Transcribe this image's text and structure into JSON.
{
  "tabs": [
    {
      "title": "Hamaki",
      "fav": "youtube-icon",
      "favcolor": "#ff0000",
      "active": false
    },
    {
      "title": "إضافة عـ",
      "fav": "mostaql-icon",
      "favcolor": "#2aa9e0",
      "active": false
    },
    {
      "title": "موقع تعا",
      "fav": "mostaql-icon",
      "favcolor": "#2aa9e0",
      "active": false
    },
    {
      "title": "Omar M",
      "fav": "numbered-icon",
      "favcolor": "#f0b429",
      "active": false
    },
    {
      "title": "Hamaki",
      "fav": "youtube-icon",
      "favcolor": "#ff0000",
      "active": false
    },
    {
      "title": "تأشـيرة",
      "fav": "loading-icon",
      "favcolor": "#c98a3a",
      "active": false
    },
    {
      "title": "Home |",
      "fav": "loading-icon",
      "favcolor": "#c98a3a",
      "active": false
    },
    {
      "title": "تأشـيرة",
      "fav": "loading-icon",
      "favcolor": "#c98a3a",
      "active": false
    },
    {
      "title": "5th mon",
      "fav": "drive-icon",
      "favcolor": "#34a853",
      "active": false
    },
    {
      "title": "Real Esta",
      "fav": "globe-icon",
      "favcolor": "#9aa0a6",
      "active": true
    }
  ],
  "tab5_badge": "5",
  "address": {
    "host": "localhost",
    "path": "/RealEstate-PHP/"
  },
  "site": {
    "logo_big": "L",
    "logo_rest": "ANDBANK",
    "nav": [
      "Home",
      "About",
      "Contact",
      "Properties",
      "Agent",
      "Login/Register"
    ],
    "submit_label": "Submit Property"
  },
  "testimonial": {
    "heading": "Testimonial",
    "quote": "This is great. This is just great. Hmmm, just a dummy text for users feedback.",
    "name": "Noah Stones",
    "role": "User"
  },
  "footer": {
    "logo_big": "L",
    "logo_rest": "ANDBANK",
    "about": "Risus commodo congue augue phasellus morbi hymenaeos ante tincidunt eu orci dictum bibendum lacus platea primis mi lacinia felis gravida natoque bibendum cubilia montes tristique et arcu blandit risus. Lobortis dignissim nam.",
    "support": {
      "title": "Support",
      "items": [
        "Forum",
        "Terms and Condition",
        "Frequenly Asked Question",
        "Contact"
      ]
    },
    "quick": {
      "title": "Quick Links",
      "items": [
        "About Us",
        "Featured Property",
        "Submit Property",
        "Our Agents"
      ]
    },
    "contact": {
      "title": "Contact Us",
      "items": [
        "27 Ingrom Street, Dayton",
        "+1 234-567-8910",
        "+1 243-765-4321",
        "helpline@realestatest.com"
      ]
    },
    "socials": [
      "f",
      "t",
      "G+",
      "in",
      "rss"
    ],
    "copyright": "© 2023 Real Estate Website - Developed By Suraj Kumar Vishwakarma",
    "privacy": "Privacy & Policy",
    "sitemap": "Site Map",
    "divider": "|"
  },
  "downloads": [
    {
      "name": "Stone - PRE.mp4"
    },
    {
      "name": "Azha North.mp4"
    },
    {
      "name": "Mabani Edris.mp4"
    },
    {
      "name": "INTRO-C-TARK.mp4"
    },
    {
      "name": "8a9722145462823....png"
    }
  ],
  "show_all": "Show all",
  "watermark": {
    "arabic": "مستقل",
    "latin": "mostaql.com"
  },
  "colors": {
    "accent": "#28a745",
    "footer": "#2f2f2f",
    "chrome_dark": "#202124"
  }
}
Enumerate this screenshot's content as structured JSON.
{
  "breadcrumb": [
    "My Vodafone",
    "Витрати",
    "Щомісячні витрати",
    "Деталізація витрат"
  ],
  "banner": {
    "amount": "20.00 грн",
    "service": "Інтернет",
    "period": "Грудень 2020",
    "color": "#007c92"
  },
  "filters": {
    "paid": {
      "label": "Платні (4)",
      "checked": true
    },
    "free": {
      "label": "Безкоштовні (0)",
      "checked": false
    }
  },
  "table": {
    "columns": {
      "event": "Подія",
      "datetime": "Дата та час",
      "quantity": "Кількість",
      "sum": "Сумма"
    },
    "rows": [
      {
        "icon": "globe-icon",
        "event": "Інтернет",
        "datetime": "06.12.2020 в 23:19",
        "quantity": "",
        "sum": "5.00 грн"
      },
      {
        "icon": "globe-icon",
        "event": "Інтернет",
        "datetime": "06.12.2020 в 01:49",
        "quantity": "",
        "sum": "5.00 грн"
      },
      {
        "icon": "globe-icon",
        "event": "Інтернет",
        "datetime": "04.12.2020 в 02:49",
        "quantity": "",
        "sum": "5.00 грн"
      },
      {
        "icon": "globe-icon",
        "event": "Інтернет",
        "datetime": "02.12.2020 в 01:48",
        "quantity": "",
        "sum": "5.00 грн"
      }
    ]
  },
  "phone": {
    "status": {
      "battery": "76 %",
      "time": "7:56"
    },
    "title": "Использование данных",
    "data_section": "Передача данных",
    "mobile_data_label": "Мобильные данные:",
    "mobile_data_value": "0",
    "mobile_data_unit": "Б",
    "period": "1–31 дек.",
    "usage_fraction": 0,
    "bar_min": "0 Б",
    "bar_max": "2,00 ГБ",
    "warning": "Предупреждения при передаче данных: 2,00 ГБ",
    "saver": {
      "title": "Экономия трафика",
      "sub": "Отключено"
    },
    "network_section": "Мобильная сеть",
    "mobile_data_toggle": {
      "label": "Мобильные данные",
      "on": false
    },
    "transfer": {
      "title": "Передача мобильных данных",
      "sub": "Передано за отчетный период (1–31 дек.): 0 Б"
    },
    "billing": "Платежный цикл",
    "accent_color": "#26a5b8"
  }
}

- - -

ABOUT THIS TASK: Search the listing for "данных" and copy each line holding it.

EXPECTED ANSWER:
    "title": "Использование данных",
    "data_section": "Передача данных",
    "warning": "Предупреждения при передаче данных: 2,00 ГБ",
      "title": "Передача мобильных данных",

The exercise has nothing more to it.